All Scottish Highland cattle share two traits that make them stand out from other cattle: shaggy coats and impressive horns.

The hair coat is double, with a coarse and water resistant top coat over a thick and downy undercoat. Highlands are registerable in seven colors: yellow; red; white; brindle; silver; dun; and black. Highlands can benefit by regular combings to remove tangles and old hair. We find it to be relaxing and enjoyable for both parties! (If you’re a spinner, we’ve heard the hair felts beautifully, but makes an extremely coarse thread.)

T-Bone, a red bull, and his mother, Sheila, a light red cow. Both are transitioning into their winter double coats in this photo.
T-Bone, a red bull, and his mother, Sheila, a light red cow. Both are transitioning into their winter double coats in this photo.
Annabel is a red heifer with the "mahogany" color variation, resulting in the blonde dossan and tail switch.
Annabel is a red heifer with the “mahogany” color variation, resulting in the blonde dossan and tail switch.

 

 

 

 

 

 

 

 

 

 

 

 

 

Both bulls (males) and cows (females) have horns. Calves are born without horns, but within a couple of weeks you can begin to feel the bumps where the horns are forming under the skin, and, depending on the length and thickness of the calf’s dossan, or “bangs,” the horns will be visible by about five months of age.

Bulls’ horns are stout at the base and typically grow forward and slightly upward at the tips, and tend to look mighty. Cows’ horns are gracefully upwept and continue to grow out and up as they age. A mature cow with her giant set of horns is a sight to behold! The horns of both sexes are a bone color with darker tips.

Aside from being beautiful to look at, the horns are useful as well. Mature animals use their horns to spar, sometimes aggressively as when establishing herd rankings, sometimes lazily, as when playing or as part of the mating ritual. The horns are useful tools as well. At Skookumchuck Farm, we frequently see our animals using the tips of theirs to scratch itchy spots (it’s amazing how far they can reach!), and Sheila, our lead cow, uses hers to pull apple tree branches down to her mouth.

For interesting reading about Highland coat colors and other traits, visit Australia’s Bairnsley Highland Cattle.

Bridgit at age 2.5. Note the upward and very Viking-like stance of her horns.
Bridgit at age 2.5. Note the upward and very Viking-like stance of her horns.
Bridgit at 3.5 years of age.
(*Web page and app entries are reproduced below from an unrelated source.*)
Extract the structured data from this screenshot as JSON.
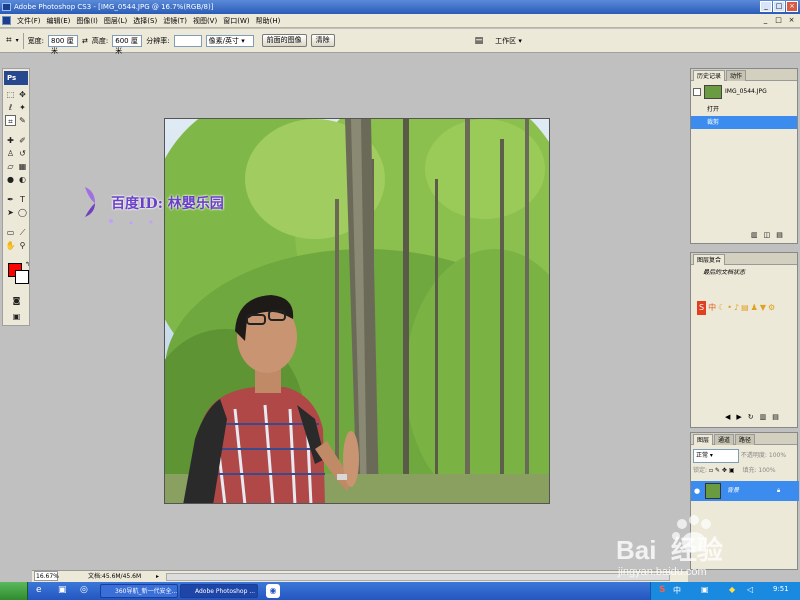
{
  "window": {
    "title": "Adobe Photoshop CS3 - [IMG_0544.JPG @ 16.7%(RGB/8)]",
    "controls": [
      "_",
      "□",
      "×"
    ]
  },
  "menu": {
    "items": [
      "文件(F)",
      "编辑(E)",
      "图像(I)",
      "图层(L)",
      "选择(S)",
      "滤镜(T)",
      "视图(V)",
      "窗口(W)",
      "帮助(H)"
    ],
    "doc_controls": [
      "_",
      "□",
      "×"
    ]
  },
  "options": {
    "width_label": "宽度:",
    "width_value": "800 厘米",
    "height_label": "高度:",
    "height_value": "600 厘米",
    "resolution_label": "分辨率:",
    "resolution_value": "",
    "unit_value": "像素/英寸",
    "front_image_button": "前面的图像",
    "clear_button": "清除",
    "workspace_label": "工作区"
  },
  "toolbox": {
    "logo": "Ps",
    "foreground_color": "#ff0000",
    "background_color": "#ffffff"
  },
  "history_panel": {
    "tabs": [
      "历史记录",
      "动作"
    ],
    "snapshot_name": "IMG_0544.JPG",
    "states": [
      "打开",
      "裁剪"
    ],
    "selected_state": "裁剪"
  },
  "info_panel": {
    "tabs": [
      "图层复合"
    ],
    "last_state": "最后的文档状态"
  },
  "layers_panel": {
    "tabs": [
      "图层",
      "通道",
      "路径"
    ],
    "blend_mode": "正常",
    "opacity_label": "不透明度:",
    "opacity_value": "100%",
    "lock_label": "锁定:",
    "fill_label": "填充:",
    "fill_value": "100%",
    "layer_name": "背景"
  },
  "statusbar": {
    "zoom": "16.67%",
    "doc_info": "文档:45.6M/45.6M"
  },
  "taskbar": {
    "tasks": [
      "360导航_新一代安全...",
      "Adobe Photoshop ..."
    ],
    "clock": "9:51"
  },
  "watermarks": {
    "overlay_text": "百度ID: 林嬰乐园",
    "baidu_logo": "Bai  经验",
    "baidu_url": "jingyan.baidu.com"
  }
}
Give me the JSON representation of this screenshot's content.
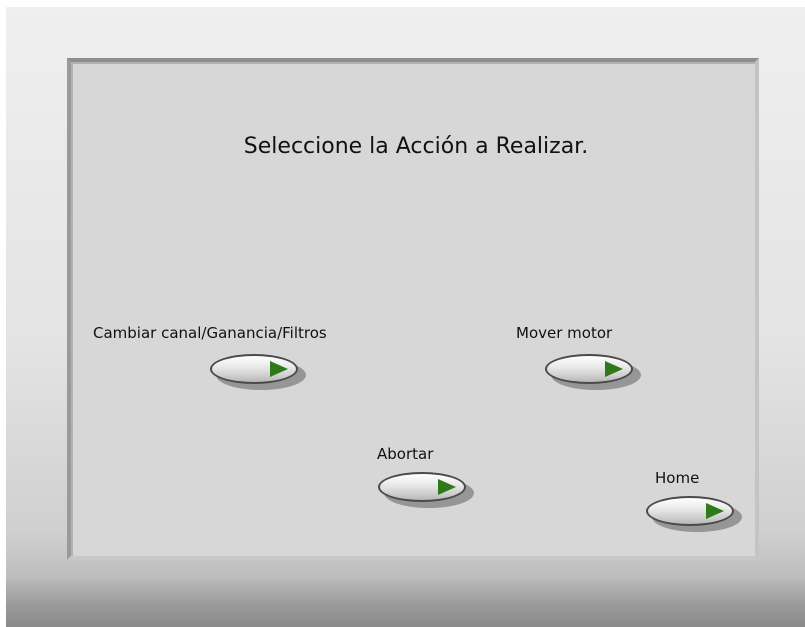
{
  "panel": {
    "title": "Seleccione la Acción a Realizar."
  },
  "buttons": {
    "cambiar_label": "Cambiar canal/Ganancia/Filtros",
    "mover_label": "Mover motor",
    "abortar_label": "Abortar",
    "home_label": "Home",
    "icon": "play-arrow-icon"
  },
  "colors": {
    "panel_bg": "#d7d7d7",
    "arrow_green": "#2f7a18"
  }
}
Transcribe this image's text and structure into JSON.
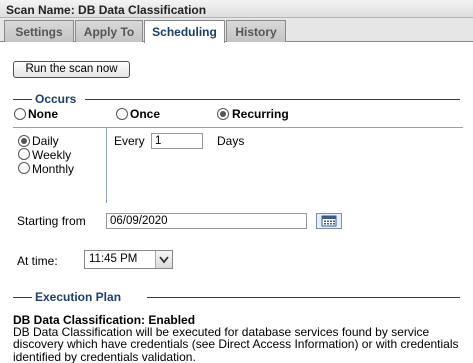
{
  "title": "Scan Name: DB Data Classification",
  "tabs": [
    {
      "label": "Settings"
    },
    {
      "label": "Apply To"
    },
    {
      "label": "Scheduling"
    },
    {
      "label": "History"
    }
  ],
  "active_tab": "Scheduling",
  "run_button": "Run the scan now",
  "occurs": {
    "heading": "Occurs",
    "options": [
      "None",
      "Once",
      "Recurring"
    ],
    "selected": "Recurring"
  },
  "frequency": {
    "options": [
      "Daily",
      "Weekly",
      "Monthly"
    ],
    "selected": "Daily",
    "every_label": "Every",
    "every_value": "1",
    "unit_label": "Days"
  },
  "starting_from": {
    "label": "Starting from",
    "value": "06/09/2020"
  },
  "at_time": {
    "label": "At time:",
    "value": "11:45 PM"
  },
  "execution_plan": {
    "heading": "Execution Plan",
    "status": "DB Data Classification: Enabled",
    "description": "DB Data Classification will be executed for database services found by service discovery which have credentials (see Direct Access Information) or with credentials identified by credentials validation."
  },
  "colors": {
    "section_heading": "#1f3f70",
    "active_tab_text": "#1a3e6e"
  }
}
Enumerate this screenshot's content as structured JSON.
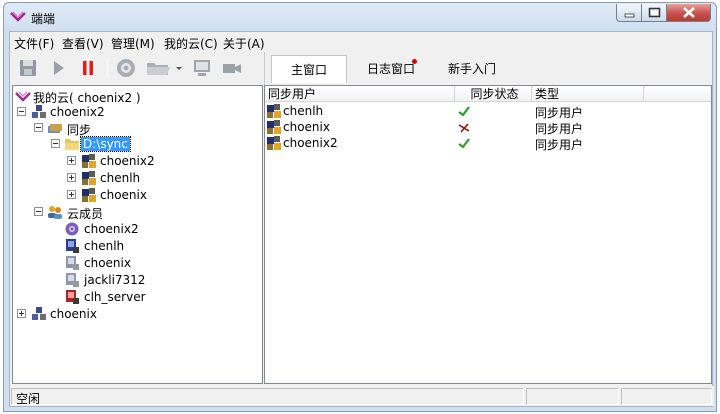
{
  "window": {
    "title": "端端"
  },
  "menu": [
    "文件(F)",
    "查看(V)",
    "管理(M)",
    "我的云(C)",
    "关于(A)"
  ],
  "toolbar": {
    "icons": [
      "save-icon",
      "play-icon",
      "pause-icon",
      "sync-icon",
      "folder-open-icon",
      "dropdown-arrow-icon",
      "monitor-icon",
      "video-icon"
    ]
  },
  "tabs": [
    {
      "label": "主窗口",
      "active": true
    },
    {
      "label": "日志窗口",
      "notify": true
    },
    {
      "label": "新手入门"
    }
  ],
  "tree": {
    "root": "我的云( choenix2 )",
    "host1": "choenix2",
    "sync_group": "同步",
    "sync_folder": "D:\\sync",
    "sync_users": [
      "choenix2",
      "chenlh",
      "choenix"
    ],
    "members_group": "云成员",
    "members": [
      "choenix2",
      "chenlh",
      "choenix",
      "jackli7312",
      "clh_server"
    ],
    "host2": "choenix"
  },
  "list": {
    "columns": [
      "同步用户",
      "同步状态",
      "类型"
    ],
    "rows": [
      {
        "user": "chenlh",
        "status": "ok",
        "type": "同步用户"
      },
      {
        "user": "choenix",
        "status": "error",
        "type": "同步用户"
      },
      {
        "user": "choenix2",
        "status": "ok",
        "type": "同步用户"
      }
    ]
  },
  "status": {
    "text": "空闲"
  },
  "colors": {
    "selection": "#3399ff",
    "ok": "#2ca02c",
    "error": "#c00000",
    "notify_dot": "#e00000"
  }
}
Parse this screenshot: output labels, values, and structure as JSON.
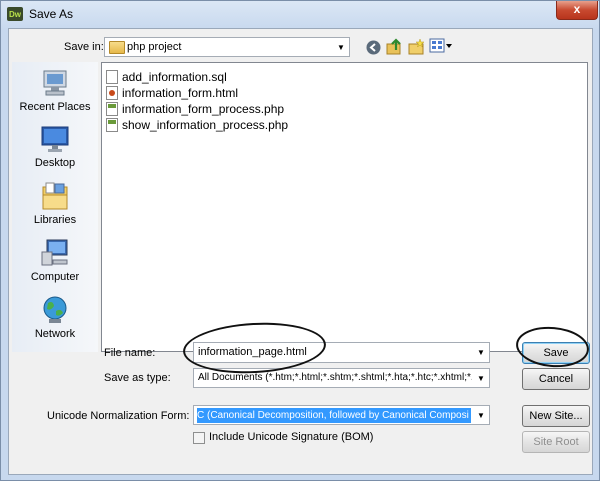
{
  "window": {
    "title": "Save As",
    "app_logo": "Dw",
    "close_label": "x"
  },
  "toolbar": {
    "save_in_label": "Save in:",
    "current_folder": "php project",
    "icons": [
      "back-icon",
      "up-folder-icon",
      "new-folder-icon",
      "view-menu-icon"
    ]
  },
  "places": [
    {
      "label": "Recent Places",
      "icon": "recent-places-icon"
    },
    {
      "label": "Desktop",
      "icon": "desktop-icon"
    },
    {
      "label": "Libraries",
      "icon": "libraries-icon"
    },
    {
      "label": "Computer",
      "icon": "computer-icon"
    },
    {
      "label": "Network",
      "icon": "network-icon"
    }
  ],
  "files": [
    {
      "name": "add_information.sql",
      "icon": "sql-file-icon"
    },
    {
      "name": "information_form.html",
      "icon": "html-file-icon"
    },
    {
      "name": "information_form_process.php",
      "icon": "php-file-icon"
    },
    {
      "name": "show_information_process.php",
      "icon": "php-file-icon"
    }
  ],
  "form": {
    "file_name_label": "File name:",
    "file_name_value": "information_page.html",
    "save_as_type_label": "Save as type:",
    "save_as_type_value": "All Documents (*.htm;*.html;*.shtm;*.shtml;*.hta;*.htc;*.xhtml;*.s",
    "unicode_label": "Unicode Normalization Form:",
    "unicode_value": "C (Canonical Decomposition, followed by Canonical Composi",
    "bom_label": "Include Unicode Signature (BOM)",
    "bom_checked": false
  },
  "buttons": {
    "save": "Save",
    "cancel": "Cancel",
    "new_site": "New Site...",
    "site_root": "Site Root"
  },
  "colors": {
    "highlight": "#3399ff",
    "title_bg": "#c7d8ee",
    "close_red": "#c84a30"
  }
}
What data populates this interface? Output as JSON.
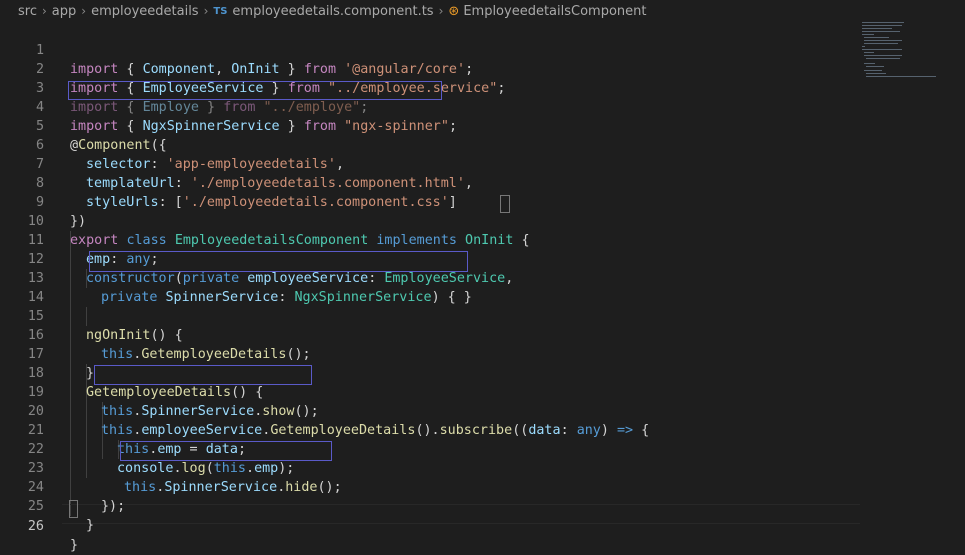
{
  "breadcrumb": {
    "parts": [
      "src",
      "app",
      "employeedetails",
      "employeedetails.component.ts",
      "EmployeedetailsComponent"
    ],
    "ts_badge": "TS",
    "class_icon": "⊛"
  },
  "code": {
    "line_numbers": [
      "1",
      "2",
      "3",
      "4",
      "5",
      "6",
      "7",
      "8",
      "9",
      "10",
      "11",
      "12",
      "13",
      "14",
      "15",
      "16",
      "17",
      "18",
      "19",
      "20",
      "21",
      "22",
      "23",
      "24",
      "25",
      "26"
    ],
    "l1": {
      "import": "import",
      "p1": " { ",
      "a": "Component",
      "p2": ", ",
      "b": "OnInit",
      "p3": " } ",
      "from": "from",
      "sp": " ",
      "str": "'@angular/core'",
      "end": ";"
    },
    "l2": {
      "import": "import",
      "p1": " { ",
      "a": "EmployeeService",
      "p3": " } ",
      "from": "from",
      "sp": " ",
      "str": "\"../employee.service\"",
      "end": ";"
    },
    "l3": {
      "import": "import",
      "p1": " { ",
      "a": "Employe",
      "p3": " } ",
      "from": "from",
      "sp": " ",
      "str": "\"../employe\"",
      "end": ";"
    },
    "l4": {
      "import": "import",
      "p1": " { ",
      "a": "NgxSpinnerService",
      "p3": " } ",
      "from": "from",
      "sp": " ",
      "str": "\"ngx-spinner\"",
      "end": ";"
    },
    "l5": {
      "at": "@",
      "fn": "Component",
      "end": "({"
    },
    "l6": {
      "key": "selector",
      "p": ": ",
      "str": "'app-employeedetails'",
      "end": ","
    },
    "l7": {
      "key": "templateUrl",
      "p": ": ",
      "str": "'./employeedetails.component.html'",
      "end": ","
    },
    "l8": {
      "key": "styleUrls",
      "p": ": [",
      "str": "'./employeedetails.component.css'",
      "end": "]"
    },
    "l9": {
      "text": "})"
    },
    "l10": {
      "export": "export",
      "sp1": " ",
      "class": "class",
      "sp2": " ",
      "name": "EmployeedetailsComponent",
      "sp3": " ",
      "implements": "implements",
      "sp4": " ",
      "iface": "OnInit",
      "end": " {"
    },
    "l11": {
      "var": "emp",
      "p": ": ",
      "type": "any",
      "end": ";"
    },
    "l12": {
      "ctor": "constructor",
      "p1": "(",
      "priv": "private",
      "sp": " ",
      "var": "employeeService",
      "p2": ": ",
      "type": "EmployeeService",
      "end": ","
    },
    "l13": {
      "priv": "private",
      "sp": " ",
      "var": "SpinnerService",
      "p2": ": ",
      "type": "NgxSpinnerService",
      "end": ") { }"
    },
    "l15": {
      "fn": "ngOnInit",
      "end": "() {"
    },
    "l16": {
      "this": "this",
      "dot": ".",
      "fn": "GetemployeeDetails",
      "end": "();"
    },
    "l17": {
      "text": "}"
    },
    "l18": {
      "fn": "GetemployeeDetails",
      "end": "() {"
    },
    "l19": {
      "this": "this",
      "dot": ".",
      "var": "SpinnerService",
      "dot2": ".",
      "fn": "show",
      "end": "();"
    },
    "l20": {
      "this": "this",
      "dot": ".",
      "var": "employeeService",
      "dot2": ".",
      "fn": "GetemployeeDetails",
      "p1": "().",
      "fn2": "subscribe",
      "p2": "((",
      "param": "data",
      "p3": ": ",
      "type": "any",
      "p4": ") ",
      "arrow": "=>",
      "end": " {"
    },
    "l21": {
      "this": "this",
      "dot": ".",
      "var": "emp",
      "p": " = ",
      "var2": "data",
      "end": ";"
    },
    "l22": {
      "var": "console",
      "dot": ".",
      "fn": "log",
      "p1": "(",
      "this": "this",
      "dot2": ".",
      "var2": "emp",
      "end": ");"
    },
    "l23": {
      "this": "this",
      "dot": ".",
      "var": "SpinnerService",
      "dot2": ".",
      "fn": "hide",
      "end": "();"
    },
    "l24": {
      "text": "});"
    },
    "l25": {
      "text": "}"
    },
    "l26": {
      "text": "}"
    }
  }
}
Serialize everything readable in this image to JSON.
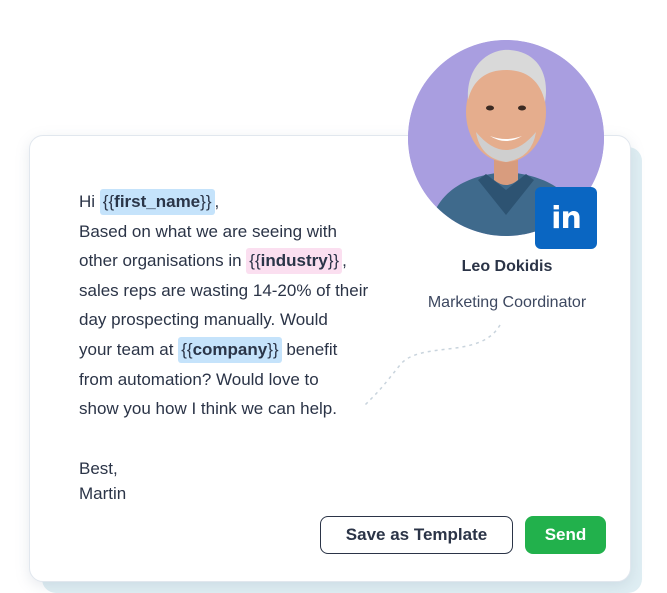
{
  "message": {
    "greeting": "Hi",
    "first_name_var": "first_name",
    "greeting_end": ",",
    "line2": "Based on what we are seeing with",
    "line3_pre": "other organisations in",
    "industry_var": "industry",
    "line3_end": ",",
    "line4": "sales reps are wasting 14-20% of their",
    "line5": "day prospecting manually. Would",
    "line6_pre": "your team at",
    "company_var": "company",
    "line6_post": "benefit",
    "line7": "from automation? Would love to",
    "line8": "show you how I think we can help.",
    "signoff": "Best,",
    "signature": "Martin"
  },
  "profile": {
    "name": "Leo Dokidis",
    "role": "Marketing Coordinator",
    "badge_icon": "linkedin-icon",
    "badge_text": "in"
  },
  "actions": {
    "template_label": "Save as Template",
    "send_label": "Send"
  },
  "colors": {
    "send": "#22b14c",
    "var_blue": "#c5e3fb",
    "var_pink": "#fbdff0",
    "linkedin": "#0a66c2",
    "avatar_bg": "#a99ee0"
  }
}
Note the change in the shape of her horns.
Bridgit one year later at age 3.5. Note the change in the shape of her horns.